I am configuring the tool to download on the fly to $SystemDrive\Temp, and then place the files in S:\Workspace\PDT\Installer as the final destination. to define these I am using the following parameters

​ <Variable Name="TempPath" Value="$SystemDrive\Temp" />
<Variable Name="Download" Value="S:\Workspace\PDT\Installer" />

I have a third working parameter set called Source Path. This is is the UNC, or mount point, connected to the initial share I created for the PDT folder. It is utilized when I choose to execute the PDT Installer from a VM, which is a member of the target environment I am deploying. For example, my environment’s domain controller.

Downloading the Components

Our next task is to grab all the different components which will be required for installing our Windows Server System Center environment. PDT will assist us for the vast majority of these, reaching out to Microsoft and downloading all the necessary components. However, there are a few that PDT will not be automatically downloading, so we must take care of these by hand.

To determine which components PDT will not download, we can upload the workflow.xml file into a variable. As this is pure XML, we can easily create a simple query that will identify the components we must download. The following sample will complete this procedure for us.

​ $Workflow = [XML] (Get-Content ".\Workflow.xml")
$Workflow.Installer.Installables.Installable | foreach {If (! $_.Download.URL) { Write-Host $_.Name }}

The results of this query will be similar to the following.

PowerShell Deployment Toolkit download variable

Ignoring both Integrations and Prerequisites from this list, we can quickly determine that both Windows Server 2012 and Windows Server 2012 R2, along with the components of System Center 2012 R2, will need to be manually downloaded. These can be located on the Microsoft servers and placed in their respective folders in the PDT Installer tree.
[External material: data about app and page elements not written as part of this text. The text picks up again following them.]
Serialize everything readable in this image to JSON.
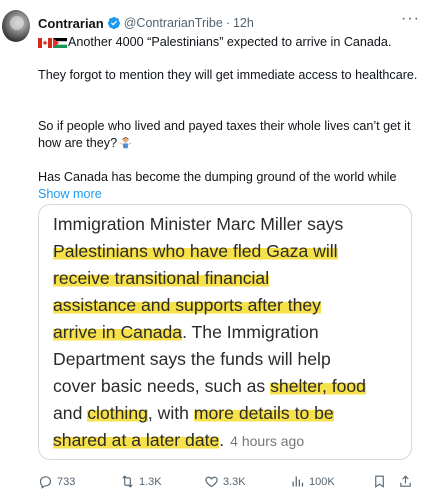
{
  "author": {
    "name": "Contrarian",
    "handle": "@ContrarianTribe",
    "separator": "·",
    "time": "12h",
    "more_icon": "more-horizontal-icon",
    "more_label": "···"
  },
  "tweet": {
    "flags": [
      "canada-flag",
      "palestine-flag"
    ],
    "line1": "Another 4000 “Palestinians” expected to arrive in Canada.",
    "para2": "They forgot to mention they will get immediate access to healthcare.",
    "para3": "So if people who lived and payed taxes their whole lives can’t get it how are they?",
    "para3_emoji": "person-shrugging-emoji",
    "para4": "Has Canada has become the dumping ground of the world while",
    "show_more": "Show more"
  },
  "card": {
    "lines": [
      [
        {
          "t": "Immigration Minister Marc Miller says",
          "hl": false
        }
      ],
      [
        {
          "t": "Palestinians who have fled Gaza will",
          "hl": true
        }
      ],
      [
        {
          "t": "receive transitional financial",
          "hl": true
        }
      ],
      [
        {
          "t": "assistance and supports after they",
          "hl": true
        }
      ],
      [
        {
          "t": "arrive in Canada",
          "hl": true
        },
        {
          "t": ". The Immigration",
          "hl": false
        }
      ],
      [
        {
          "t": "Department says the funds will help",
          "hl": false
        }
      ],
      [
        {
          "t": "cover basic needs, such as ",
          "hl": false
        },
        {
          "t": "shelter, food",
          "hl": true
        }
      ],
      [
        {
          "t": "and ",
          "hl": false
        },
        {
          "t": "clothing",
          "hl": true
        },
        {
          "t": ", with ",
          "hl": false
        },
        {
          "t": "more details to be",
          "hl": true
        }
      ],
      [
        {
          "t": "shared at a later date",
          "hl": true
        },
        {
          "t": ".",
          "hl": false
        }
      ]
    ],
    "timestamp": "4 hours ago",
    "highlight_color": "#f7e14a"
  },
  "actions": {
    "reply": {
      "icon": "reply-icon",
      "count": "733"
    },
    "retweet": {
      "icon": "retweet-icon",
      "count": "1.3K"
    },
    "like": {
      "icon": "heart-icon",
      "count": "3.3K"
    },
    "views": {
      "icon": "views-chart-icon",
      "count": "100K"
    },
    "bookmark": {
      "icon": "bookmark-icon"
    },
    "share": {
      "icon": "share-icon"
    }
  },
  "colors": {
    "text": "#0f1419",
    "muted": "#536471",
    "link": "#1d9bf0",
    "verified": "#1d9bf0"
  }
}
You can use the following as a reference.

│   ├───Download
│   │   ├───Prerequisites
│   │   │   └───ADK81
│   │   ├───SharePoint2010Module
│   │   ├───SharePoint2010SP2Foundation
│   │   ├───SQLServer2008R2
│   │   ├───SQLServer2012.en
│   │   │   └───SQLFULL_x64_ENU
│   │   ├───SystemCenter2012R2
│   │   │   ├───AppController
│   │   │   │    └SW_DVD5_Sys_Ctr_2012_R2_MultiLang_AppCont_MLF_X19-18210.ISO.ISO
│   │   │   ├───ConfigurationManager
│   │   │   │    └SW_DVD5_Sys_Ctr_2012_R2_MultiLang_ConfMgr_ML_MLF_X19-18215.ISO
│   │   │   ├───DataProtectionManager
│   │   │   │    └SW_DVD5_Sys_Ctr_Datacenter_2012_R2_MultiLang_DPM_MLF_X19-22687.ISO
│   │   │   ├───OperationsManager
│   │   │   │    └SW_DVD5_Sys_Ctr_2012_R2_English_OpsMgr_MLF_X19-18307.ISO
│   │   │   ├───Orchestrator
│   │   │   │    └SW_DVD5_Sys_Ctr_2012_R2_MultiLang_Orch_MLF_X19-18211.ISO
│   │   │   ├───ServiceManager
│   │   │   │    └SW_DVD5_Sys_Ctr_2012_R2_MultiLang_SvcMgr_MLF_X19-18213.ISO
│   │   │   └───VirtualMachineManager
│   │   │             └SW_DVD5_Sys_Ctr_2012_R2_MultiLang_VMM_MLF_X19-18212.ISO
│   │   ├───SystemCenter2012SP1
│   │   │   ├───AppController
│   │   │   ├───ConfigurationManager
│   │   │   ├───DataProtectionManager
│   │   │   ├───IntegrationPacks
│   │   │   ├───OperationsManager.en
│   │   │   ├───Orchestrator
│   │   │   ├───ServiceManager
│   │   │   └───VirtualMachineManager
│   │   ├───WindowsServer2012
│   │   │    └9200.16384.WIN8_RTM.120725-1247_X64FRE_SERVER_EVAL_EN-US-HRM_SSS_X64FREE_EN-US_DV5.ISO
│   │   └───WindowsServer2012R2
│   │        └9600.16384.WINBLUE_RTM.130821-1623_X64FRE_SERVER_EVAL_EN-US-IRM_SSS_X64FREE_EN-US_DV5.ISO
│   ├───Prerequisites
│   ├───Sharepoint2012Module

After you have placed each of the resources in the respective location, you can proceed to use the PDT utility called Downloader.ps1 to grab all the other components, after which it will then process and extract both the components it downloaded as well as the items you manually placed so that they are prepared for installation.

Getting Started

Once you have completed this, you are pretty much ready to get started. In our next post we will take a closer look at the variables.XML file, and walk through the procedure of editing this file to automatically deploy your first System Center component.